Occupation(s)Film director, producer, film editor

Demetria Royals is an American director, producer, and Film editor.


She is an alumna of New York University's Graduate Institute of Television and Film in February 1982 where she earned her bachelors in journalism and her Masters of Fine Arts degree.


She received a Writers Fellowship from the Writers Guild of America, a New York Foundation for the Arts Fellowship in Video and a writing development grant from the Funding Exchange Women's Project Scriptwriting Development Fund. She is also a member of the Directors Guild of America since 1982. She was previously director of the Film program at Sarah Lawrence College. She was an associate professor of Media Arts and Writing in the School of Contemporary Arts art Ramapo College in New Jersey.


Majestic Theatre, Brooklyn
  • Inventing Herself 1993
  • Mama's Pushcart: Ellen Stewart and 25 years of La MaMa E.T.C. Conjure Women 1995

Inventing Herself[edit]

Royals began her public films with Inventing Herself, a videowall installation of images of African American women. This work premièred at the 1993 Mill Valley Film Festival. It was reset-up at the Majestic Theater of the Brooklyn Academy of Music along with an international arts fest in 1995.

Conjure Women[edit]
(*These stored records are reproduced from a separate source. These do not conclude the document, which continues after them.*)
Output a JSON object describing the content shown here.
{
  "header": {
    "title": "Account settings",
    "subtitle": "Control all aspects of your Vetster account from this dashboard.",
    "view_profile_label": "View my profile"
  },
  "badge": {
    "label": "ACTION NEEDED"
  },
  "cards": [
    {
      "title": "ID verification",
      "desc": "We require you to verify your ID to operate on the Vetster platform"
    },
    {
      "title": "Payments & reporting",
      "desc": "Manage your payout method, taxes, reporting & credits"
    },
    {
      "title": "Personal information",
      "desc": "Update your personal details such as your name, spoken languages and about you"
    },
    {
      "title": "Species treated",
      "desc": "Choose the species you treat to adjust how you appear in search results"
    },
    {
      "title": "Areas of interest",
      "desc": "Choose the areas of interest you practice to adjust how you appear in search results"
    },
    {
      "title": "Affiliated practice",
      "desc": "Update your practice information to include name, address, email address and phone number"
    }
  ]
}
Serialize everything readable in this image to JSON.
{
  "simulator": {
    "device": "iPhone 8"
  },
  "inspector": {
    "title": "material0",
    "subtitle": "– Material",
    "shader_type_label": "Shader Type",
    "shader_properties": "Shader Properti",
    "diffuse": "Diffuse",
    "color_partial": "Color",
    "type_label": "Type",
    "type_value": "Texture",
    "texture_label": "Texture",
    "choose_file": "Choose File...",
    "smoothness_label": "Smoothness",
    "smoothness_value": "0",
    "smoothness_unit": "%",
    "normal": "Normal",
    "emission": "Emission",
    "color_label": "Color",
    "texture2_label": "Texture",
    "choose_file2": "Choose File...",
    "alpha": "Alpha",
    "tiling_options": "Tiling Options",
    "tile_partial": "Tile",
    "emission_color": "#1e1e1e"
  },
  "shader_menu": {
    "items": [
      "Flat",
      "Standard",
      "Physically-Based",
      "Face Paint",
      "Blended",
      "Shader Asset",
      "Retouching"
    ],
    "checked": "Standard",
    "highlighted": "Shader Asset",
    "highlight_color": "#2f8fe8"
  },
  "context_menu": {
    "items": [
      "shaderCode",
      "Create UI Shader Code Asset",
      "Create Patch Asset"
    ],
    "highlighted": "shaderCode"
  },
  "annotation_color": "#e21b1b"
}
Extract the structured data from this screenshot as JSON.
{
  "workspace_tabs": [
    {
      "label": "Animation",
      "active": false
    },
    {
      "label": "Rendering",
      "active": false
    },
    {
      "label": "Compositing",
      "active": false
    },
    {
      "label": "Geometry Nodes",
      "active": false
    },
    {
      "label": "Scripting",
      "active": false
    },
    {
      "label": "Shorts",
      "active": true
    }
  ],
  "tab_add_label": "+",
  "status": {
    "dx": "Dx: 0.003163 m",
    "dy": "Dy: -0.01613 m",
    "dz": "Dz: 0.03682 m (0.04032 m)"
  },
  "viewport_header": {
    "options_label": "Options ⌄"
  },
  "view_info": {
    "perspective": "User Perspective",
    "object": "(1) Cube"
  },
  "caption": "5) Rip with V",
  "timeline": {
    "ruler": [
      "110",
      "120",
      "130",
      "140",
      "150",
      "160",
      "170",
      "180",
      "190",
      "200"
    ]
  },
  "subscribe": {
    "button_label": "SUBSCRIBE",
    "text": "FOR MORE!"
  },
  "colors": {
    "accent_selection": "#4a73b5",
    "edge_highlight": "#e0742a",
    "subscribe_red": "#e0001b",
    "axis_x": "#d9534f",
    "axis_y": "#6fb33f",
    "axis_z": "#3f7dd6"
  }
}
Conjure Women is a performance-based feature film documentary (1995) exploring the artistry and philosophy of African American female artists. They use their art expertise to recover the African traditions that their previous generations had to renounce. Having grown up in the West they must fight to reclaim their "Africanisms". The director Demetria Royals says it is "telling the story of African Americans in our own distinct and self-defined voices. " It also looks at challenging the existing stereotypes of African American culture. It was first shown at the 1995 Mill Valley Film Festival and broadcast on national television in February 1997. It is funded by the Corporation for Public Broadcasting and the National Endowment for the Arts. It lasts 85 minutes and is available on 16mm and video.[1]


External links[edit]